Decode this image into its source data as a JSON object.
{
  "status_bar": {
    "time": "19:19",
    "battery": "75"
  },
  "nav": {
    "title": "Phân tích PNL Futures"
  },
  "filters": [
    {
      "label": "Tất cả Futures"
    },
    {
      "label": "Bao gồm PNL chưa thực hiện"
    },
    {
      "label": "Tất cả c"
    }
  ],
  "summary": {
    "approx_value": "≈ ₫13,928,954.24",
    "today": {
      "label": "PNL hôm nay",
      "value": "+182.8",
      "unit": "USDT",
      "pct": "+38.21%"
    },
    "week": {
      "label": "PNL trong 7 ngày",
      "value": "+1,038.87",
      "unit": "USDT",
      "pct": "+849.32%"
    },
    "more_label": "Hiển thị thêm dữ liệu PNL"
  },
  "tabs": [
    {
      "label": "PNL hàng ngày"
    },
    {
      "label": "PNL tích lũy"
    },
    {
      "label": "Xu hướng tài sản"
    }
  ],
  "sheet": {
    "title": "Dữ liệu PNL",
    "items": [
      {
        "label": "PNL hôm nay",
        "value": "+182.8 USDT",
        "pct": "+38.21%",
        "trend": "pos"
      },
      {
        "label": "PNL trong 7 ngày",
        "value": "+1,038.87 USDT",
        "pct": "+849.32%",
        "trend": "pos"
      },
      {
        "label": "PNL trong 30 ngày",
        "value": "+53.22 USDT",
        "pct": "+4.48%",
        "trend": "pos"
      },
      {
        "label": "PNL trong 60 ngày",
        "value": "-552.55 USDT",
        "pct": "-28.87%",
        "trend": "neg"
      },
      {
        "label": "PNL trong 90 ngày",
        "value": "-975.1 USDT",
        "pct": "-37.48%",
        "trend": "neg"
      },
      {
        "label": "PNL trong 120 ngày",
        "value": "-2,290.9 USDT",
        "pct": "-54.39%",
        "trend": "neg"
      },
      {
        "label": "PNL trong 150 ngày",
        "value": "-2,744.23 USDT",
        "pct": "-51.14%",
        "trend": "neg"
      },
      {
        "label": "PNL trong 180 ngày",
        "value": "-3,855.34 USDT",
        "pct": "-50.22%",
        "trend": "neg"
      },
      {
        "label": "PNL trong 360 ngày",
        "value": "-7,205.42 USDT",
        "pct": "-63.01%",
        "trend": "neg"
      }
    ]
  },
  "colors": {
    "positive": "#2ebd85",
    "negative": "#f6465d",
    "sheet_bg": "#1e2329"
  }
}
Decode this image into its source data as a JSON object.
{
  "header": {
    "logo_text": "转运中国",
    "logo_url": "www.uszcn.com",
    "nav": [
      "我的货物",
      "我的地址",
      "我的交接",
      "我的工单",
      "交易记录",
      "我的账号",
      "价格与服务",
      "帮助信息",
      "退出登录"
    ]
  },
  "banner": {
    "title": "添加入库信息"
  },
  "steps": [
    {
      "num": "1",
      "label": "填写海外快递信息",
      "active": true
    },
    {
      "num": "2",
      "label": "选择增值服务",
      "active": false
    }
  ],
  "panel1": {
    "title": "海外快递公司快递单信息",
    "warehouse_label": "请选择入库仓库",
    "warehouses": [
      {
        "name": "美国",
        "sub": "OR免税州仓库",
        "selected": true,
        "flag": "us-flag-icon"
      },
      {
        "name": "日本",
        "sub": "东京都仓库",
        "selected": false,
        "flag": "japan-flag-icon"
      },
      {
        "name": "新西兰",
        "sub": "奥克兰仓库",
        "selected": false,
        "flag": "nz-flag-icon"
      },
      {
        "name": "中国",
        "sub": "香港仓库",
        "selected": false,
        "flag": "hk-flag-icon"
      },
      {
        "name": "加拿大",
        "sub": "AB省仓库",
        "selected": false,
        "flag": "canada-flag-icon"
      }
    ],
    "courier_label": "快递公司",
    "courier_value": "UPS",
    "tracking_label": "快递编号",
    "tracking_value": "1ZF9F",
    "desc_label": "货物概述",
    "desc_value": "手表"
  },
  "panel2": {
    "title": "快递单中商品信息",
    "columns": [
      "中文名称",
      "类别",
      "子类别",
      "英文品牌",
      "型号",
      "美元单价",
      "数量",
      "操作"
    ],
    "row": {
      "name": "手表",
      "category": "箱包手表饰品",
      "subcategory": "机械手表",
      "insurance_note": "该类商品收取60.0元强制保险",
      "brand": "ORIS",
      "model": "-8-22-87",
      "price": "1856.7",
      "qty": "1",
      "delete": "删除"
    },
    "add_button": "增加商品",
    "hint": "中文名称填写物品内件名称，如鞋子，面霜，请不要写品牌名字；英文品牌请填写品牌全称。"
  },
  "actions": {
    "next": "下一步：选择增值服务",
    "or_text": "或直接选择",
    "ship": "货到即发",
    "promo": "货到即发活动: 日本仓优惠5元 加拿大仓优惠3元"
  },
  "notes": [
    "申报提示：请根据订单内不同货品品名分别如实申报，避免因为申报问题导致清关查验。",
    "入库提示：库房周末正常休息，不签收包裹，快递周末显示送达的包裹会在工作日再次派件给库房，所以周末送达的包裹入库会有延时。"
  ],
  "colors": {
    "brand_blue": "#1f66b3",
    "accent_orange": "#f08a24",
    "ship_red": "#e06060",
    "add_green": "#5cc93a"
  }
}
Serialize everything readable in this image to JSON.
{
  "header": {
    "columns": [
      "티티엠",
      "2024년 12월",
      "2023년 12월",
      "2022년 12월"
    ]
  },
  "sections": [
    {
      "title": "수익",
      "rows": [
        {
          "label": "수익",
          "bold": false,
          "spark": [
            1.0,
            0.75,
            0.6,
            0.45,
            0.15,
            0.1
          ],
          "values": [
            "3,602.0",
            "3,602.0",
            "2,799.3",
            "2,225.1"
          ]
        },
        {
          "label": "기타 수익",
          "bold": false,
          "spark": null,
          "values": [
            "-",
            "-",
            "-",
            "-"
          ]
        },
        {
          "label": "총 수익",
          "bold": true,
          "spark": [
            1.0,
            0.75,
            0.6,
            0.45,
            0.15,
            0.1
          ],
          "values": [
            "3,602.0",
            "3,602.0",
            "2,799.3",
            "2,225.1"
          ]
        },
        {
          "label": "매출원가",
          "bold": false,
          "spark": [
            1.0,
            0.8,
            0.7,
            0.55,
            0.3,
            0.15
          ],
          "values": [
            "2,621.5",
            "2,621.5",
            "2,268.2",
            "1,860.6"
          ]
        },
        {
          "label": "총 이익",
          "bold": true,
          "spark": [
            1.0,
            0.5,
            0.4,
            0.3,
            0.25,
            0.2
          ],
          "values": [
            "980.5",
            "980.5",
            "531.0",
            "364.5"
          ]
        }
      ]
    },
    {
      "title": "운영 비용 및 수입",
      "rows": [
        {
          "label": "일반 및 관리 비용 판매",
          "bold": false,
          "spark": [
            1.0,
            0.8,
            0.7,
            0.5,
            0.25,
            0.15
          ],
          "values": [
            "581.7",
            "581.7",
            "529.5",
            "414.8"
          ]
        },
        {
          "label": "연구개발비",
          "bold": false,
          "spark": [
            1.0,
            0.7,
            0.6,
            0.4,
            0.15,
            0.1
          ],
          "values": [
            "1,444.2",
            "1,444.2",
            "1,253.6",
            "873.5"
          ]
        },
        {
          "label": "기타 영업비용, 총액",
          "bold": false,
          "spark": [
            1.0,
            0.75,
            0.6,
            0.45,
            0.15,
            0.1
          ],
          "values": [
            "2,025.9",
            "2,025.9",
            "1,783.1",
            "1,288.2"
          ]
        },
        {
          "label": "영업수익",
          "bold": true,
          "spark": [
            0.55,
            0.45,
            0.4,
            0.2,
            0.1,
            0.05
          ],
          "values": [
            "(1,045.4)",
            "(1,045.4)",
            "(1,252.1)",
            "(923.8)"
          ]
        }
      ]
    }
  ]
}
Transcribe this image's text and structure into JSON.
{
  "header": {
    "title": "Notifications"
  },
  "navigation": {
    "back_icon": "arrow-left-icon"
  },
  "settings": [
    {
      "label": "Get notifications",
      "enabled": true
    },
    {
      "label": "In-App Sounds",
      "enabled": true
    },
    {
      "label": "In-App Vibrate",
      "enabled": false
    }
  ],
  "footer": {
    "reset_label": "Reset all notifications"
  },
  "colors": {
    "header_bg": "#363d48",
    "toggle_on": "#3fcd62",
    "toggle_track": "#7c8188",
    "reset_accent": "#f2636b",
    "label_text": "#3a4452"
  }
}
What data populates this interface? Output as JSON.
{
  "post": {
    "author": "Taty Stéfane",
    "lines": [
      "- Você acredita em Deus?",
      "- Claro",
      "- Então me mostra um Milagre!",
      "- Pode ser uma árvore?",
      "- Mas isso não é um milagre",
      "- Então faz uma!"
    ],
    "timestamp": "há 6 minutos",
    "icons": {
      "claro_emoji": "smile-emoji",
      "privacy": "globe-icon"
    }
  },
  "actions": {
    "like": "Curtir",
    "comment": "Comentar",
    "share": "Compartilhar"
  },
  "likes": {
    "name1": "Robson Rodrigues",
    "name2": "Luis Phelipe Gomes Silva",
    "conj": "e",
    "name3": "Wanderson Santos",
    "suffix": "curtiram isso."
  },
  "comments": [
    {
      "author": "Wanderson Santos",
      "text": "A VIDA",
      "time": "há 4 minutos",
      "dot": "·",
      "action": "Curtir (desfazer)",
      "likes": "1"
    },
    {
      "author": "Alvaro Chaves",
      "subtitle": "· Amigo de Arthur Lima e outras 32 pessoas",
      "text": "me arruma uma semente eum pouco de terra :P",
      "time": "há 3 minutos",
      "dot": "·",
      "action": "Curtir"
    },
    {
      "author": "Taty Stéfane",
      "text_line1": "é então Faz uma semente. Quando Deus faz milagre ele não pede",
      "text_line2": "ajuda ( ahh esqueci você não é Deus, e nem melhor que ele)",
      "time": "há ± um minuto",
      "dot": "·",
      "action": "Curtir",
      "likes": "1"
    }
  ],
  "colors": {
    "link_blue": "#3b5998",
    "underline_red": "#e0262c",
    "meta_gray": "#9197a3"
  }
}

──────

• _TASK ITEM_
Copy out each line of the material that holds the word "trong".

• _ANSWER TO THIS PROBLEM_
      "label": "PNL trong 7 ngày",
        "label": "PNL trong 7 ngày",
        "label": "PNL trong 30 ngày",
        "label": "PNL trong 60 ngày",
        "label": "PNL trong 90 ngày",
        "label": "PNL trong 120 ngày",
        "label": "PNL trong 150 ngày",
        "label": "PNL trong 180 ngày",
        "label": "PNL trong 360 ngày",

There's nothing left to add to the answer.